  • are the right ‘fit’ for the person needing care, kind and patient, firm when needed. Your ‘gut’ and intuition are as important as any rationale in making your choice.
  • take time to get to know the individual they are caring for, their needs and preferences (checking with the care plan from time to time).
  • know about contemporary dementia support (or any other relevant conditions).
  • have oodles of common sense (eg how to keep a home cool in hot weather)
  • are happy to keep a shared care diary
  • keep their time sheets legible and up to date (easier admin for everyone)
  • happily to collaborate with the primary carer (ie you and me)

New tech / platform based home care services

Last but not least, I recently met William at Trust On Tap, an Oxfordshire homecare business expanding into Bucks and beyond.  When I searched on the Trust on Tap website, I immediately found carers available near us.  I’ll definitely try them in the future when we need extra help as I’ve found that many ‘traditional’ carer agencies can be at full client capacity when I call.

I’m very interested in how new tech can share information with elders and carers, keep us well and better supported in our homes.  So I’ll write more extensively on this in the future.

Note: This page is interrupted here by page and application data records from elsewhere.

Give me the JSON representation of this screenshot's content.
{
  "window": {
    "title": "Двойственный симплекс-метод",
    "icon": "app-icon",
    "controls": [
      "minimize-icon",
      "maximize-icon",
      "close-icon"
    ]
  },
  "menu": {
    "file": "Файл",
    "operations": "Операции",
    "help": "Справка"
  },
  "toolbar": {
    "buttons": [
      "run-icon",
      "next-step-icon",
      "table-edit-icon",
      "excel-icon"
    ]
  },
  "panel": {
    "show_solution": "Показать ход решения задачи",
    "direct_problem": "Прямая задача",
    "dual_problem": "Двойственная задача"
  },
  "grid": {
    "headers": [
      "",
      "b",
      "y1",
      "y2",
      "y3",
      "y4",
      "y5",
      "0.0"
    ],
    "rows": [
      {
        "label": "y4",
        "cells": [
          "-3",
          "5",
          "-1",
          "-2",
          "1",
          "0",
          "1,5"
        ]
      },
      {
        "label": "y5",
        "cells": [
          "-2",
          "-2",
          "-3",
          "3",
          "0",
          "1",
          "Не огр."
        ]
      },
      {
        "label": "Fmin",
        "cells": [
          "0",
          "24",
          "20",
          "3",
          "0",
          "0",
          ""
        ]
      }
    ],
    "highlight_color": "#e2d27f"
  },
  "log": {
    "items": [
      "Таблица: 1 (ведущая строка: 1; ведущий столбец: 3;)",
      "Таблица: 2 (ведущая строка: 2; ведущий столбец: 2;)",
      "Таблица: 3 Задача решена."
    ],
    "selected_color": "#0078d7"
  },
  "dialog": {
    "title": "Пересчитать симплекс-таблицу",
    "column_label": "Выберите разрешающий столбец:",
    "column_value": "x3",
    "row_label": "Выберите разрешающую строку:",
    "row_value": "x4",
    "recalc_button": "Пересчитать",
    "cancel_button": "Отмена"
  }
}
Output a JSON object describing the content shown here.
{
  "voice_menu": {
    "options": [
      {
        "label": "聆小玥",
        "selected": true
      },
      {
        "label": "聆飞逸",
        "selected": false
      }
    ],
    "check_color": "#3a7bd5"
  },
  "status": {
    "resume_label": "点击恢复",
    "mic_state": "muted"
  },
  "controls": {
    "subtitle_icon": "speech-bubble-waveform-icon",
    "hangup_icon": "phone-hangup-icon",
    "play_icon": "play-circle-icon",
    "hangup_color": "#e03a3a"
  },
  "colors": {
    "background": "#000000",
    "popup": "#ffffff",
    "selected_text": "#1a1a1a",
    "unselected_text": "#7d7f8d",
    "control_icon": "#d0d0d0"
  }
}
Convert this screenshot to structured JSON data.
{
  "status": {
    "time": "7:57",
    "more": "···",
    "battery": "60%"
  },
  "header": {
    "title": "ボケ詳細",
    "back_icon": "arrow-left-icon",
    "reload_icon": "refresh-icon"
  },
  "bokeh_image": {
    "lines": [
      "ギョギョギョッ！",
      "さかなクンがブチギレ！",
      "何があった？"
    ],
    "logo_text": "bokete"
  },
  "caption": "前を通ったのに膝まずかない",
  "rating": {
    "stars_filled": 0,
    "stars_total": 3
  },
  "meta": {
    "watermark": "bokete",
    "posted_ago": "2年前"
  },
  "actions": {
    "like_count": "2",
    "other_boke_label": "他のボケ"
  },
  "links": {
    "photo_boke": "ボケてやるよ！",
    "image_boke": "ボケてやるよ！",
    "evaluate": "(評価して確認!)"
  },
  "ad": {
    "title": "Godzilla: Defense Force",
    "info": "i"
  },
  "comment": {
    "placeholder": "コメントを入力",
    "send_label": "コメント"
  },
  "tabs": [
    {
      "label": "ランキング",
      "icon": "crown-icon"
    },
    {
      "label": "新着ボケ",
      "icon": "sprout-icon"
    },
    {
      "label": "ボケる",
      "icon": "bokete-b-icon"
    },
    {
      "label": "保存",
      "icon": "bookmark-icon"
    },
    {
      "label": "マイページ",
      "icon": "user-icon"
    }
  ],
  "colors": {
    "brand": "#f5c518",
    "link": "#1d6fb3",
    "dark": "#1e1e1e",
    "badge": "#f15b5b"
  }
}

In the meantime, if you have any more tips on finding home care, please share them.

Stay warm,